This article outlines the expected changes to Right to Work legislation with the end of the BREXIT transition period on 31st December 2020.
With 2021 just around the corner there are a number of important aspects and considerations in relation to Right to Work legislation that HR Directors and Managers need to understand. This article provides an executive overview of what is ahead and the actions required, we have also established a free to use email advisory service for any organisation requiring further input – simply email email@example.com
Existing employees. There are no immediate actions required with regards to existing employees. Providing you conducted satisfactory Right to Work at the point of recruitment you will have fulfilled your obligations; any subsequent changes to Right to Work legislation will not apply retrospectively to existing employees.
That said, there are two further matters to be aware of in the case of existing employees:
- On 30 March 2020, the Home Office announced an adjustment to enable Right to Work checks to be conducted remotely, without the need to be face to face. The temporary nature of these measures was explicit, as was the requirement to keep a record of employees where ‘temporary COVID19 Right to Work checks’ were undertaken. There are strong indications that the Home Office will reverse these temporary measures early in 2021 and, following the announcement, employers will have 8 weeks when they will need to undertake retrospective checks for these employees.
- The Government has encouraged EU citizens to apply for the EU Settlement Scheme with a deadline for applications of 30th June 2021. Whilst employers are at liberty to encourage existing employees to apply for the scheme, they cannot mandate that this to be done. This begs the question what employers should do to ensure they are not exposed if an existing employee fails to apply prior to the deadline of 30th June. Currently there is no clear answer to this question – we will update further as soon as we know, in the meantime we would urge employers to ensure they have a clear understanding of the profile of their employee base.
Recruiting new employees from 1st January 2021. From 1st January there are four categories to consider that relate to the nationality of the candidate. We will consider each of these categories in turn, identifying any considerations you should take into account within your recruitment process to ensure compliance with Right to Work legislation.
- UK citizens
No changes to the current situation – i.e. you must continue to conduct Right to Work checks in the same way you undertake today: Note – it is a requirement that you do undertake Right to work checks on all candidates to avoid any risk of discrimination and also to ensure that were an issue to subsequently come to light questioning the identity/authenticity of an individual’s ID documentation then, providing you have conducted a Right to Work check correctly, you will have established a statutory excuse
- Republic of Ireland citizens

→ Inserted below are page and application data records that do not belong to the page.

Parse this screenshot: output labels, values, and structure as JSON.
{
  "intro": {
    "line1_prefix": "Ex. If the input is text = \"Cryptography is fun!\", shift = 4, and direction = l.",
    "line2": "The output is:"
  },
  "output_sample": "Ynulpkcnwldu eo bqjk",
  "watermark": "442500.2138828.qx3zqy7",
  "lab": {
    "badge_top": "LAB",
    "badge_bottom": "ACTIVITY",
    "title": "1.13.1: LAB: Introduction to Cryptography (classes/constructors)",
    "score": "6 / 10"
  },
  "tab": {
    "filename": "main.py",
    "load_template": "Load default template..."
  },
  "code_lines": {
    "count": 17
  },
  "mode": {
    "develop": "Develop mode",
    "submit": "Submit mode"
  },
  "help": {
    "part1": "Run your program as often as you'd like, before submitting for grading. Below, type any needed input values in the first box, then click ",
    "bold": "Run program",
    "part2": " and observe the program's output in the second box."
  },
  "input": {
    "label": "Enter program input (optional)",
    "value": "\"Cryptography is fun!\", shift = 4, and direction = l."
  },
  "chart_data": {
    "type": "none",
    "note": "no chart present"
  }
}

The Common Travel Area (CTA) is a long-standing arrangement between the UK and Ireland that pre-dates UK membership of the EU. Under the CTA, Irish citizens can move freely and reside/work in the UK i.e. a candidate that presents you with an Irish passport is sufficient ID documentation to establish they have a Right of Work in the UK.
- EU citizens currently residing in the UK
For EU citizens who currently reside in the UK and hold either settled or pre-settled status, the process for employers to conduct Right to Work checks is already defined (via an online share-code supplied by the candidate).
For EU citizens who reside in the UK and have not yet applied for the settlement scheme, EU passports and ID Cards can continue to be used as proof of Right to Work.
- EU citizens and non-EU citizens not currently residing in the UK
From 1 January 2021, a new points-based immigration system will apply to the UK, treating EU and non-EU citizens equally when applying for visas. Employers who wish to recruit workers from outside the UK after 1 January 2021 must apply to the Home Office to become an approved sponsor and should be aware of the new visa types.
Employers should also be aware of the new Frontier Worker Permit. This new visa is applicable to any employees that are EU citizens working for the organisation but who do not reside in the UK.
What actions should employers take now?
- We would recommend employers conduct an audit of existing Right to Work checks and associated documentation they hold for existing employees.
- We would also recommend employers are in a state of readiness to digest anticipated new employer’s guidance on Right to Work checks, ensuring that once it is released that all recruitment is aligned to the new guidance without delay.
- We will update this article periodically as more information and guidance from the UK Government becomes available.
Disclaimer: The information contained in this article is provided for information purposes only and should not be construed as legal advice on any matter. You should not rely on the information published on this website, which does not take account of individual circumstances and may not reflect recent changes in the law. While we make reasonable efforts to keep our information accurate, we assume no responsibility for its accuracy and correctness, or for any consequences of relying or acting upon it, howsoever arising.